India being the nerve centre of international cricket and its financial powerhouse is easily the most popular side and even as I write this the New Zealand A team is in this country for a series of matches.
The fact however remains that despite playing a number of international matches including the Champions Trophy, India have not played a Test match since the final Test against Australia at New Delhi in March. Limited over games do have their charm and none can dispute their enormous popularity, but Test matches have an aura all their own.
Cricketers admit that despite the popularity and the huge amounts of money associated with the shorter formats of the game, nothing gives them more satisfaction than a good performance at the Test level. It separates the men from the boys, so to say, and from this angle the 2013-14 season could well be a very important one for the Indian team.
As I said the Indians have not played a Test since March and their next match is not until November when they take on West Indies in a hastily arranged two-match series at home before going to South Africa. That trip, however, hangs in the balance at the moment though one hopes it comes through for it will provide the ultimate test for the Indians.
That tour is going to be crucial for Indian cricket in more ways than one. For starters, India don’t have a very encouraging record in that country, having won but two and lost seven of 15 Tests played there over the last 21 years. Moreover, South Africa at the moment at firmly perched on top of the ICC Test rankings, well ahead of India who recently slid to third place following England’s thrashing of Australia.
Even as India completed a clean sweep of the four-Test series against Australia earlier this year, the cynics were already talking of ''wait till the cricketers play in South Africa'' fully aware that Kallis and Amla, Smith and de Villiers, Steyn and Morkel and Philander would prove to be very different – and difficult – opposition.
India, however, can take heart from the fact that their victories in South Africa have been notched up on their last two tours of that country giving rise to the hope that they have finally come to terms with conditions there. Moreover for the first time they emerged with a shared series the last time out there three years ago.
But I would like to think that there is one more reason to be optimistic and that is the state of Indian cricket today. Whatever the shenanigans the administrators may indulge in, off the field the cricketers have kept their focus on the game as it should be played. The impressive showing in limited overs cricket is something to be enthused about, but one has the distinct feeling that great days are ahead for the Test squad too.
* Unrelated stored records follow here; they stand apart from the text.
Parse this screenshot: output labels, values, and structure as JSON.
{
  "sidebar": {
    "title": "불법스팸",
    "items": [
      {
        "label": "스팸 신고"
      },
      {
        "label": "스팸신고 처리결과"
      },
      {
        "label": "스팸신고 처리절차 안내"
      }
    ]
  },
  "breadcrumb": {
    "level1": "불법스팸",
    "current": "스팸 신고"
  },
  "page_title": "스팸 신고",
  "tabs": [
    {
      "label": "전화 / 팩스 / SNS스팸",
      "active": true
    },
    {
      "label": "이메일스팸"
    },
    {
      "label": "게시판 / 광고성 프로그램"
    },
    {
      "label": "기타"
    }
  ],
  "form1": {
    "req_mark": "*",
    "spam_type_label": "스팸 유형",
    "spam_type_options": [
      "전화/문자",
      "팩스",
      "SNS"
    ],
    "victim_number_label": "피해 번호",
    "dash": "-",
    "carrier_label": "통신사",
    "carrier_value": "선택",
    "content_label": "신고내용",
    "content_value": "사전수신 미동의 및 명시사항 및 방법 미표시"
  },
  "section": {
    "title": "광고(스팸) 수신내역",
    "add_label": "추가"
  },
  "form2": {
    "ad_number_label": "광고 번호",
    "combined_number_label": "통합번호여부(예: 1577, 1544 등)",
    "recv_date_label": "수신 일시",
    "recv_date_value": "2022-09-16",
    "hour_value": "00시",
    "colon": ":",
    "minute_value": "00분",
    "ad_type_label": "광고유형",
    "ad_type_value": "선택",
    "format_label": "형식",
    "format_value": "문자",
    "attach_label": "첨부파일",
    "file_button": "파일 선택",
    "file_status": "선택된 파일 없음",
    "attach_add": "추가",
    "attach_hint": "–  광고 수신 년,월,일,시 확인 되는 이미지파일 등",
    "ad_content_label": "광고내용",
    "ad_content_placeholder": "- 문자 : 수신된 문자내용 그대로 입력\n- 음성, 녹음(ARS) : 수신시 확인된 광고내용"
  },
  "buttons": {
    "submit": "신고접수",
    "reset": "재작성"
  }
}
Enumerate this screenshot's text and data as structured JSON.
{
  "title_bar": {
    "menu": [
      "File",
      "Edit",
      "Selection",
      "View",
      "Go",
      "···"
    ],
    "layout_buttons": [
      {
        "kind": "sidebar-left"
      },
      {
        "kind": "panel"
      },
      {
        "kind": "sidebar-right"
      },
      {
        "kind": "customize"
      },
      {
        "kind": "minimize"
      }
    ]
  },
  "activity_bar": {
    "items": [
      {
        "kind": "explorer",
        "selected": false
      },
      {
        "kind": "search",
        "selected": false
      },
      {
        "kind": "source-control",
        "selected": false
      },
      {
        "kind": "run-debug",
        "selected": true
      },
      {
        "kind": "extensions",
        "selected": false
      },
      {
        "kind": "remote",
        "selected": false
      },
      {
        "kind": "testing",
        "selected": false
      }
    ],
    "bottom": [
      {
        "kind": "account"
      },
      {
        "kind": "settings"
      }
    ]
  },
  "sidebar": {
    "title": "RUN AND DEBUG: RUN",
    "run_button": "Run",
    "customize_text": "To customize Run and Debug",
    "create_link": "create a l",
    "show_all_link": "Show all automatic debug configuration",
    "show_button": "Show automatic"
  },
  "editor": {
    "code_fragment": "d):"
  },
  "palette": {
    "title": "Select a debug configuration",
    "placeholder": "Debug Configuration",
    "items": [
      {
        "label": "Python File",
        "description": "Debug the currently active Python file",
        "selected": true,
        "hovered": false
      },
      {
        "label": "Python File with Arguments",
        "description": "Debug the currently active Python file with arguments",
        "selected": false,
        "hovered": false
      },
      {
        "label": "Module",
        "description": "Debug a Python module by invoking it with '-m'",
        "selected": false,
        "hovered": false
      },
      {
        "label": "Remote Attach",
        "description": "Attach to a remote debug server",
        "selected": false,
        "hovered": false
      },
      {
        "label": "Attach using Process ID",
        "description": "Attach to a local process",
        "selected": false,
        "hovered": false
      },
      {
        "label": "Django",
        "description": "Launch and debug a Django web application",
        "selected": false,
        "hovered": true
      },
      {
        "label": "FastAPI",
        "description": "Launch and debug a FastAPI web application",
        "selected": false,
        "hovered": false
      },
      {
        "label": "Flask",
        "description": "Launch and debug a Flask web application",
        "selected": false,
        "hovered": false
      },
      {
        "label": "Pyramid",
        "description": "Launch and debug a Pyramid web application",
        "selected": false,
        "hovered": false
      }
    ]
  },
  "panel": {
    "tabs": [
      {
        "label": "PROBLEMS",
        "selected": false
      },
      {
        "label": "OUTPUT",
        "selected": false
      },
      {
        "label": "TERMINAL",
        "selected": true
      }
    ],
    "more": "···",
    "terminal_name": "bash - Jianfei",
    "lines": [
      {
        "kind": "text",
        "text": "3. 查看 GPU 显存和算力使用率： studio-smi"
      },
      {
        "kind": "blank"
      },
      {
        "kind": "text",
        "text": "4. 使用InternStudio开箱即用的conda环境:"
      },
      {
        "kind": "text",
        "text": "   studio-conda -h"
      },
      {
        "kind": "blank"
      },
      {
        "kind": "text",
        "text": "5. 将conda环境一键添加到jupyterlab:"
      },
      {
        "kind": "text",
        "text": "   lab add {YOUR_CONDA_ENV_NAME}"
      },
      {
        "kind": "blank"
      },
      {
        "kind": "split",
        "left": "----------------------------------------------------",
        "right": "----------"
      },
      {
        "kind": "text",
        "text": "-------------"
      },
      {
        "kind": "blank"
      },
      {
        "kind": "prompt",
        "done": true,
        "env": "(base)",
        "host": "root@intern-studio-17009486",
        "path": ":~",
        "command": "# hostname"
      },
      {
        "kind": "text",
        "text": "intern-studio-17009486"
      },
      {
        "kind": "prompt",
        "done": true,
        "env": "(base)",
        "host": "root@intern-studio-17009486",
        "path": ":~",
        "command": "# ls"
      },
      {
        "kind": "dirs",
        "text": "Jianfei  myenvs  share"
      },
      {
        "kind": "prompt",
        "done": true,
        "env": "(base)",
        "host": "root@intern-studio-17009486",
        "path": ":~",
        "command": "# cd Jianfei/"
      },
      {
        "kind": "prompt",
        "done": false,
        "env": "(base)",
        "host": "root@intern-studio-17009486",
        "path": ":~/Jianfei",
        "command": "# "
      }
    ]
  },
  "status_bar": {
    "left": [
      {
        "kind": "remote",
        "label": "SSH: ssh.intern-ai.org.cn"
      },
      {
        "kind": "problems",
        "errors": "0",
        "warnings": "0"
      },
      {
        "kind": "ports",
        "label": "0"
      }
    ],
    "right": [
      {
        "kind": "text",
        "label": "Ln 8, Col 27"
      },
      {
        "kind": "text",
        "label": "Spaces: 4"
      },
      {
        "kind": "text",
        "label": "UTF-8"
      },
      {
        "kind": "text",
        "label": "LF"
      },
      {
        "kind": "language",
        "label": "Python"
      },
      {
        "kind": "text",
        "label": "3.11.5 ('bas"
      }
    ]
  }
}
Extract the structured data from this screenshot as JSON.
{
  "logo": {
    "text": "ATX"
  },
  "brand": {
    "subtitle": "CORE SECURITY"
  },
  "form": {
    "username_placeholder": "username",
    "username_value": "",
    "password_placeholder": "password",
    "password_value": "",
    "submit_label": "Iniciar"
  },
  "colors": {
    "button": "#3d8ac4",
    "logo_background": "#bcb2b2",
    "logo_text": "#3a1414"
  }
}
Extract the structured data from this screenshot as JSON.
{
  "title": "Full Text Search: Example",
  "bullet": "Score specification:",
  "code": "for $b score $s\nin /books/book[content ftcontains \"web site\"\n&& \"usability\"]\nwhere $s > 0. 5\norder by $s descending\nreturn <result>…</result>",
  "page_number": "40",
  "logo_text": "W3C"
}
The loss to England in late 2012 – the first time they won a Test series in this country for 28 years – was no doubt a major setback but it must not be forgotten that it was sandwiched by six straight wins against New Zealand and Australia. The triumph against Australia was particularly pleasing for whatever the woes associated with the current Aussie squad, they are never easy to beat and to win every match of a four-Test series constitutes a notable achievement.
What made it even more commendable was it was achieved by a side in transition. Some stalwarts had retired, other stars – or in some cases superstars – were out of favour following failures and so it was largely a reconstituted squad that played in the Tests last season and overall, it was a most encouraging show. And now that the youngsters have performed well and the team is wearing a balanced and well settled look, one can reasonably accept a better showing in future – even in South Africa.
And what makes the Indian cricket fan that much more optimistic is that the reserve strength is very strong going by recent events. There are a number of young players coming up and the Sandip Patil-led selection committee has made it clear that they are going to follow a youth policy.
Looking ahead and not turning the clock back is going to be their mantra. And in this regard it was great to read about coach Duncan Fletcher endorsing this move in a most enthusiastic manner. Impressed by the boys faring admirably on the A tour of South Africa last month, Fletcher has advised the selectors to keep giving more opportunities to young players instead of falling back to those currently out of the side.
He also advocated that current Indian players as well as members of the A team should form the crux of the Indian squad in the near future. Don’t look back, stick to the youth policy and it will augur well for Indian cricket is the gist of the message that Fletcher has conveyed to the selectors and in this upbeat scenario, with everyone working in the same direction, it is easy to see why there is much optimism about Indian cricket’s future.